WORDS ON WEALTH:
Looking at the high number of cars on the road that cost over half a million rands and the many that cost more than a million, either there are a lot more wealthy South Africans than income tax statistics indicate or, as I suspect, many people are paying a lot more for their vehicles than would be prudent on their income and are pretending to be more wealthy than they actually are.
A current TV ad by insurer DialDirect distinguishes between two types of drivers: those who drive irresponsibly and cause “dings”, and those who get back “ching” by driving carefully and who pose less of a risk for the insurer.
I reckon the distinction can be extended to how responsible or irresponsible people are with their finances, and have a feeling that the groups coincide ‒ in other words, that drivers who drive irresponsibly also behave that way with their money, and that careful drivers are also the more prudent.
I have done some calculations on the cost of wheels over a 20-year period, and the results are interesting, to say the least. I compared two people, both say about 25 years of age, recently graduated professionals who have landed their first well-paying job and are ready to buy their first “real” car (up until now they have existed on hand-me-downs or student jalopies). They have worked out that they can spend about R6 000 a month on a car and each has R40 000 to put down as a deposit. I assumed the following: inflation is 5%, the interest rate on car finance is 9%, and the cars depreciate in value by 7% a year. Return on savings/investments is also 9%. I have not taken into account insurance and maintenance costs. I made good use of the car finance calculator on the Cars.co.za website.
Mr A is a “dinger”. He goes for a sporty model that oozes upmarket brand appeal, which costs R500 000. He opts for a residual balloon payment of 40% on his five-year repayment plan, which means his repayments are R6 897 a month – a bit more than he budgeted for, but hey, the car is worth it. He decides to get a new car every five years, with the trade-in value (the value of the car after depreciation) more than covering the balloon payment each time. Over 20 years, he buys four cars, each a 10% upgrade on his previous car, taking inflation into account.
Mr B chooses a car that has similar functionality, quality and reliability as Mr A’s car, but not quite the performance or brand appeal. It costs R300 000, and his repayments of R5 397 a month (well within his budget) cover the full cost of the car over five years. But instead of getting a new car every five years, he decides his cars can each last him for 10 years. After paying off his car over five years, he carries on putting away R5 397 a month to save up for the next car. After 10 years he buys a 20% upgrade on his previous model (again taking account of inflation), which lasts for another 10 years.
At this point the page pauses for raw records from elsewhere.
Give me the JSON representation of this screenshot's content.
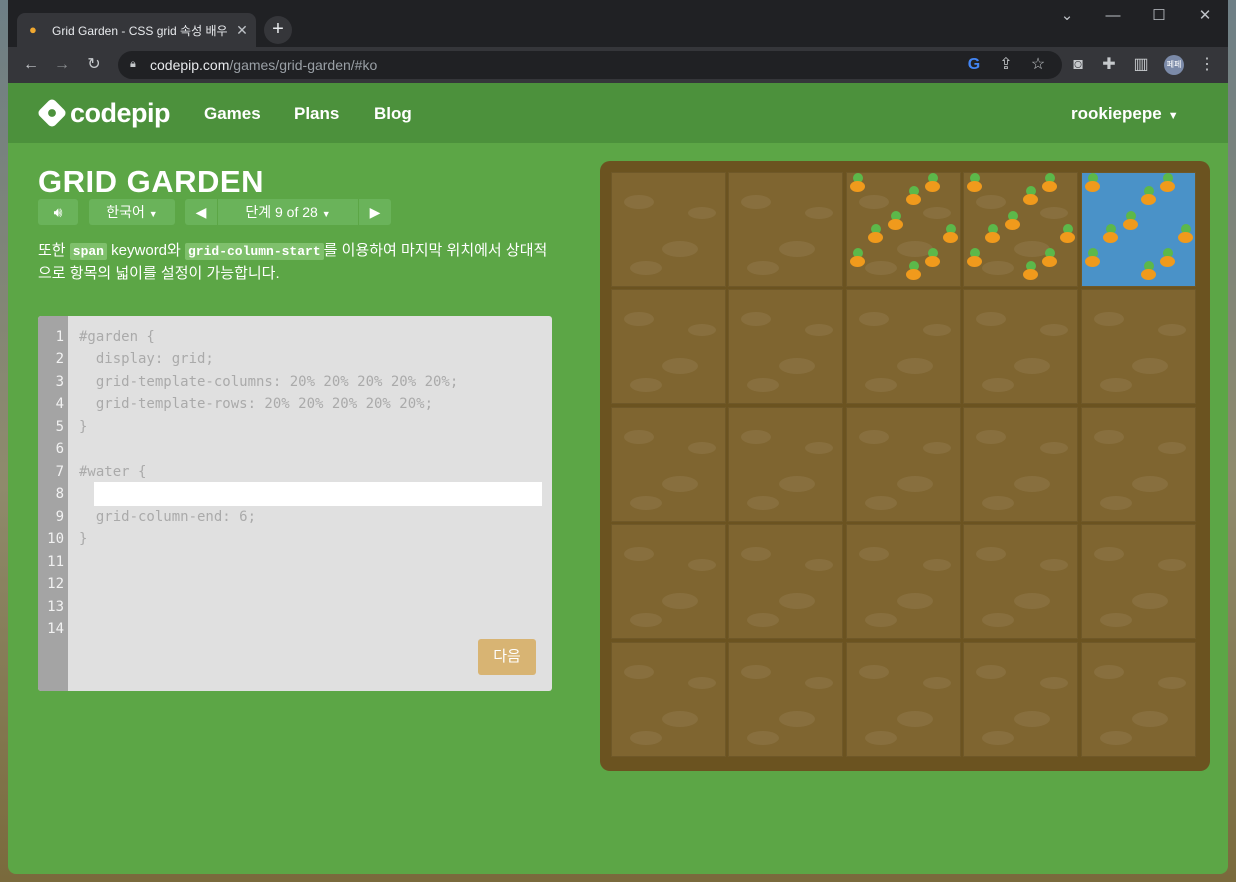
{
  "browser": {
    "tab_title": "Grid Garden - CSS grid 속성 배우기",
    "favicon": "carrot-icon",
    "url_host": "codepip.com",
    "url_path": "/games/grid-garden/#ko",
    "profile_initials": "페페"
  },
  "site": {
    "logo_text": "codepip",
    "nav": [
      "Games",
      "Plans",
      "Blog"
    ],
    "username": "rookiepepe"
  },
  "game": {
    "title": "GRID GARDEN",
    "language": "한국어",
    "level_label": "단계 9 of 28",
    "instruction": {
      "prefix": "또한",
      "code1": "span",
      "middle": "keyword와",
      "code2": "grid-column-start",
      "suffix": "를 이용하여 마지막 위치에서 상대적으로 항목의 넓이를 설정이 가능합니다."
    },
    "editor": {
      "line_numbers": [
        "1",
        "2",
        "3",
        "4",
        "5",
        "6",
        "7",
        "8",
        "9",
        "10",
        "11",
        "12",
        "13",
        "14"
      ],
      "lines": [
        "#garden {",
        "  display: grid;",
        "  grid-template-columns: 20% 20% 20% 20% 20%;",
        "  grid-template-rows: 20% 20% 20% 20% 20%;",
        "}",
        "",
        "#water {",
        "",
        "  grid-column-end: 6;",
        "}"
      ],
      "input_value": "",
      "next_label": "다음"
    },
    "garden": {
      "columns": 5,
      "rows": 5,
      "carrot_cells": [
        [
          0,
          2
        ],
        [
          0,
          3
        ],
        [
          0,
          4
        ]
      ],
      "water_cells": [
        [
          0,
          4
        ]
      ]
    }
  },
  "colors": {
    "page_green": "#5ca646",
    "nav_green": "#4c913c",
    "soil": "#7f6530",
    "water": "#4a92c8",
    "carrot": "#f09a1c"
  }
}
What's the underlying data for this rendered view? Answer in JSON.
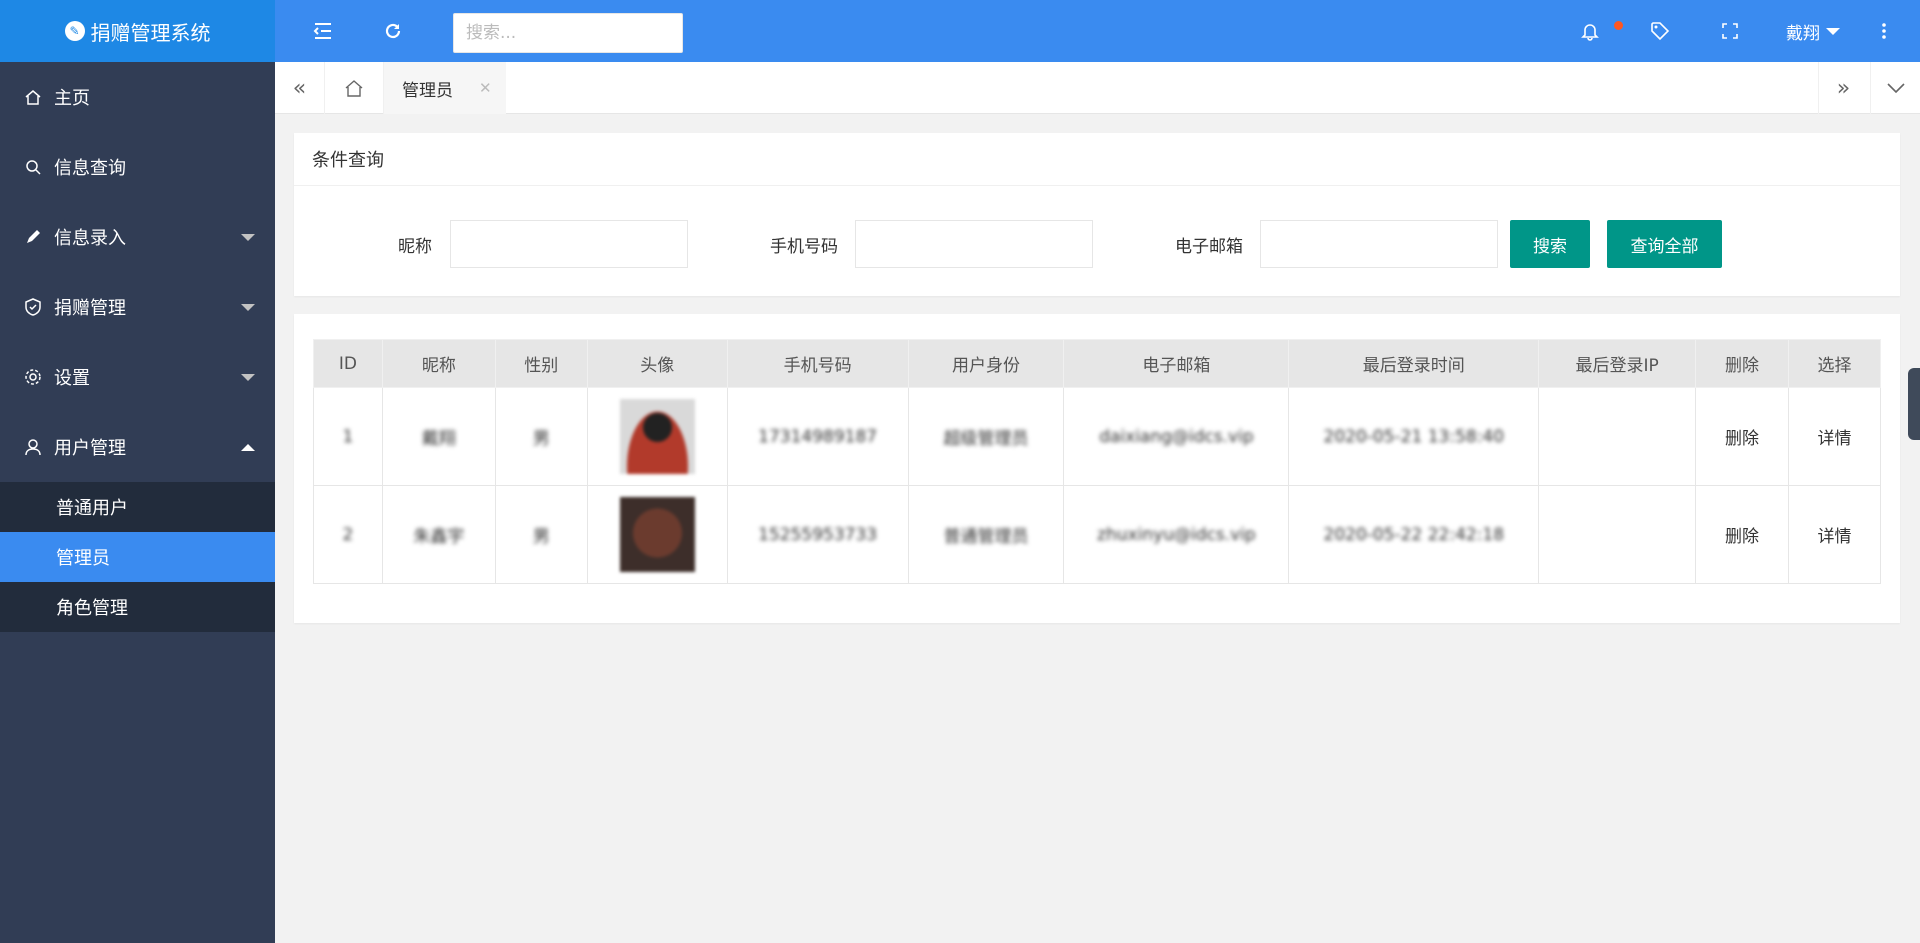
{
  "app": {
    "title": "捐赠管理系统"
  },
  "header": {
    "search_placeholder": "搜索...",
    "user_name": "戴翔"
  },
  "sidebar": {
    "items": [
      {
        "label": "主页",
        "icon": "home-icon"
      },
      {
        "label": "信息查询",
        "icon": "search-icon"
      },
      {
        "label": "信息录入",
        "icon": "pencil-icon"
      },
      {
        "label": "捐赠管理",
        "icon": "shield-icon"
      },
      {
        "label": "设置",
        "icon": "gear-icon"
      },
      {
        "label": "用户管理",
        "icon": "user-icon"
      }
    ],
    "sub_items": [
      {
        "label": "普通用户"
      },
      {
        "label": "管理员"
      },
      {
        "label": "角色管理"
      }
    ]
  },
  "tabs": {
    "active_label": "管理员"
  },
  "search_form": {
    "title": "条件查询",
    "nickname_label": "昵称",
    "phone_label": "手机号码",
    "email_label": "电子邮箱",
    "search_button": "搜索",
    "query_all_button": "查询全部"
  },
  "table": {
    "columns": [
      "ID",
      "昵称",
      "性别",
      "头像",
      "手机号码",
      "用户身份",
      "电子邮箱",
      "最后登录时间",
      "最后登录IP",
      "删除",
      "选择"
    ],
    "rows": [
      {
        "id": "1",
        "nickname": "戴翔",
        "gender": "男",
        "phone": "17314989187",
        "role": "超级管理员",
        "email": "daixiang@idcs.vip",
        "last_login": "2020-05-21 13:58:40",
        "last_ip": "",
        "delete": "删除",
        "select": "详情"
      },
      {
        "id": "2",
        "nickname": "朱鑫宇",
        "gender": "男",
        "phone": "15255953733",
        "role": "普通管理员",
        "email": "zhuxinyu@idcs.vip",
        "last_login": "2020-05-22 22:42:18",
        "last_ip": "",
        "delete": "删除",
        "select": "详情"
      }
    ]
  },
  "colors": {
    "header_bg": "#3a8bf0",
    "logo_bg": "#1e88e5",
    "sidebar_bg": "#313d55",
    "submenu_bg": "#222c3c",
    "active_item": "#3a8bf0",
    "button_green": "#009688",
    "notify_dot": "#ff5722"
  }
}
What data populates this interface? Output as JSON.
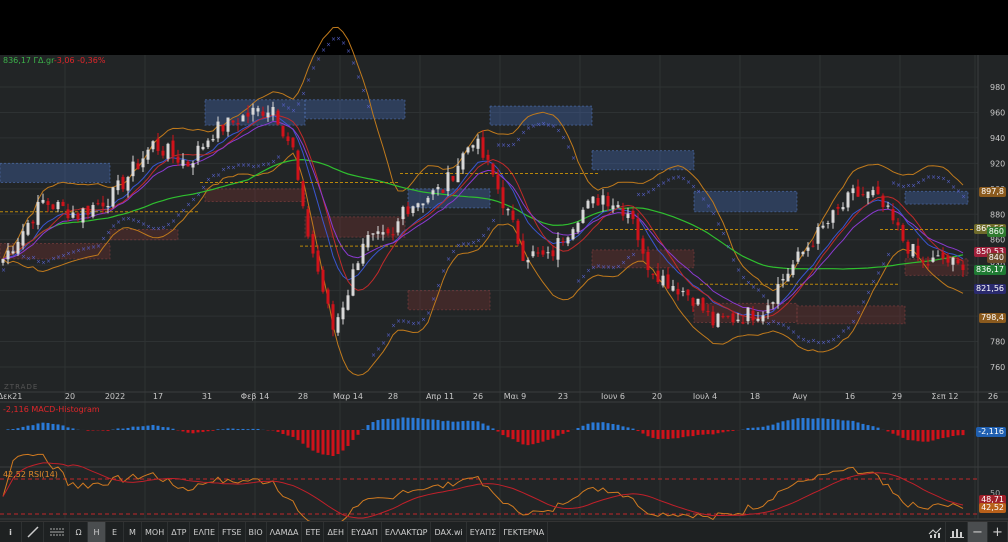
{
  "header": {
    "price": "836,17",
    "label": "ΓΔ.gr",
    "change": "-3,06",
    "change_pct": "-0,36%"
  },
  "brand": "ZTRADE",
  "price_axis": {
    "ticks": [
      980,
      960,
      940,
      920,
      900,
      880,
      860,
      840,
      820,
      800,
      780,
      760
    ],
    "tick_labels": [
      "980",
      "960",
      "940",
      "920",
      "900",
      "880",
      "860",
      "840",
      "820",
      "800",
      "780",
      "760"
    ]
  },
  "badges": [
    {
      "text": "897,8",
      "value": 897.8,
      "color": "#8a5a1e"
    },
    {
      "text": "868,56",
      "value": 868.56,
      "color": "#6e6a2a"
    },
    {
      "text": "860",
      "value": 866,
      "color": "#2f7a2f"
    },
    {
      "text": "850,53",
      "value": 850.53,
      "color": "#a0203a"
    },
    {
      "text": "840",
      "value": 846,
      "color": "#6a4a2a"
    },
    {
      "text": "836,17",
      "value": 836.17,
      "color": "#1f7a33"
    },
    {
      "text": "821,56",
      "value": 821.56,
      "color": "#2a2a6e"
    },
    {
      "text": "798,4",
      "value": 798.4,
      "color": "#8a5a1e"
    }
  ],
  "date_axis": [
    "Δεκ21",
    "20",
    "2022",
    "17",
    "31",
    "Φεβ 14",
    "28",
    "Μαρ 14",
    "28",
    "Απρ 11",
    "26",
    "Μαι 9",
    "23",
    "Ιουν 6",
    "20",
    "Ιουλ 4",
    "18",
    "Αυγ",
    "16",
    "29",
    "Σεπ 12",
    "26"
  ],
  "macd": {
    "label": "-2,116 MACD-Histogram",
    "badge": "-2,116"
  },
  "rsi": {
    "label": "42,52 RSI(14)",
    "axis_label": "50",
    "badge_signal": "48,71",
    "badge_value": "42,52"
  },
  "toolbar": {
    "items": [
      "Ω",
      "Η",
      "Ε",
      "Μ",
      "ΜΟΗ",
      "ΔΤΡ",
      "ΕΛΠΕ",
      "FTSE",
      "ΒΙΟ",
      "ΛΑΜΔΑ",
      "ΕΤΕ",
      "ΔΕΗ",
      "ΕΥΔΑΠ",
      "ΕΛΛΑΚΤΩΡ",
      "DAX.wi",
      "ΕΥΑΠΣ",
      "ΓΕΚΤΕΡΝΑ"
    ],
    "active": "Η",
    "icons": [
      "info-icon",
      "draw-line-icon",
      "indicators-icon"
    ],
    "right": [
      "chart-type-icon",
      "bar-chart-icon",
      "zoom-out-button",
      "zoom-in-button"
    ],
    "minus": "−",
    "plus": "+",
    "info": "i"
  },
  "chart_data": {
    "type": "candlestick",
    "ylim": [
      745,
      990
    ],
    "close_waypoints": [
      [
        0,
        845
      ],
      [
        8,
        890
      ],
      [
        15,
        880
      ],
      [
        22,
        895
      ],
      [
        30,
        935
      ],
      [
        37,
        920
      ],
      [
        42,
        945
      ],
      [
        50,
        960
      ],
      [
        54,
        965
      ],
      [
        58,
        930
      ],
      [
        60,
        880
      ],
      [
        66,
        790
      ],
      [
        69,
        820
      ],
      [
        72,
        860
      ],
      [
        78,
        860
      ],
      [
        80,
        885
      ],
      [
        88,
        900
      ],
      [
        94,
        940
      ],
      [
        98,
        910
      ],
      [
        101,
        880
      ],
      [
        104,
        850
      ],
      [
        109,
        845
      ],
      [
        115,
        880
      ],
      [
        120,
        895
      ],
      [
        126,
        880
      ],
      [
        128,
        845
      ],
      [
        132,
        830
      ],
      [
        138,
        815
      ],
      [
        142,
        795
      ],
      [
        148,
        800
      ],
      [
        152,
        805
      ],
      [
        156,
        830
      ],
      [
        162,
        860
      ],
      [
        170,
        895
      ],
      [
        174,
        895
      ],
      [
        177,
        880
      ],
      [
        180,
        860
      ],
      [
        184,
        840
      ],
      [
        188,
        845
      ],
      [
        192,
        836.17
      ]
    ]
  }
}
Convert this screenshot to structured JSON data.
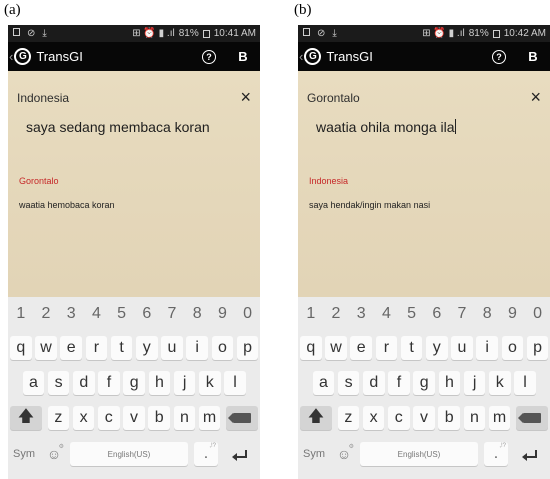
{
  "panels": [
    {
      "label": "(a)",
      "status": {
        "right_icons": "⊞ ⏰ ▮ .ıl",
        "battery": "81%",
        "time": "10:41 AM"
      },
      "appbar": {
        "logo": "G",
        "title": "TransGI",
        "profile": "B"
      },
      "translation": {
        "source_language": "Indonesia",
        "source_text": "saya sedang membaca koran",
        "target_language": "Gorontalo",
        "target_text": "waatia hemobaca koran"
      }
    },
    {
      "label": "(b)",
      "status": {
        "right_icons": "⊞ ⏰ ▮ .ıl",
        "battery": "81%",
        "time": "10:42 AM"
      },
      "appbar": {
        "logo": "G",
        "title": "TransGI",
        "profile": "B"
      },
      "translation": {
        "source_language": "Gorontalo",
        "source_text": "waatia ohila monga ila",
        "target_language": "Indonesia",
        "target_text": "saya hendak/ingin makan nasi"
      }
    }
  ],
  "keyboard": {
    "row_numbers": [
      "1",
      "2",
      "3",
      "4",
      "5",
      "6",
      "7",
      "8",
      "9",
      "0"
    ],
    "row1": [
      "q",
      "w",
      "e",
      "r",
      "t",
      "y",
      "u",
      "i",
      "o",
      "p"
    ],
    "row2": [
      "a",
      "s",
      "d",
      "f",
      "g",
      "h",
      "j",
      "k",
      "l"
    ],
    "row3": [
      "z",
      "x",
      "c",
      "v",
      "b",
      "n",
      "m"
    ],
    "sym_label": "Sym",
    "space_label": "English(US)",
    "period": ".",
    "period_hint": ",!?",
    "emoji_hint": "⚙"
  },
  "icons": {
    "back": "‹",
    "close": "×",
    "help": "?",
    "shift": "🡅",
    "emoji": "☺"
  },
  "colors": {
    "status_bar": "#1b1b1b",
    "app_bar": "#070707",
    "content_bg": "#e5d8bb",
    "target_language": "#c62828",
    "keyboard_bg": "#ebebeb"
  }
}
So how do things work out? With each new car, Mr A’s repayments get higher, so that on his fourth car, which costs R1 383 524, he is paying R15 333 a month. At the end of the 20-year period he has a vehicle worth R962 501 after depreciation, but still owes R553 409 on it as a balloon payment. His total repayments over 20 years have been R1 959 456 including the R40 000 deposit. Subtract R409 092 (what he’d get for his car after settling the balloon payment), and his total cost over 20 years is R1 550 364.
Mr B pays the same amount, R5 397, every month for 20 years, which becomes a smaller portion of his income as time goes on, assuming his salary keeps pace with inflation. After 10 years he has not only paid off his first car but saved R410 117 towards his second. With a trade-in value of R145 194 on his first car he almost covers the full cost of his second car: R586 402. The remaining R31 091 he pays off in six months, and carries on saving R5 397 a month thereafter. After the second 10 years he has a car worth R283 808 and has saved R974 312, more than enough to buy his next car cash. His assets (R283 808 + R974 312 = R1 258 120) almost match the R5 397 he has paid or set aside each month plus his deposit: (R5 397 x 240) + R40 000 = R1 335 280. Over 20 years his two cars have cost him R77 160!
So which profile fits you? Not only could your cars cost you literally millions less over your working lifetime, millions which could go into wealth-generating investments such as shares or property, and towards your retirement savings or your children’s education, but you could be getting back “ching” on your car insurance too.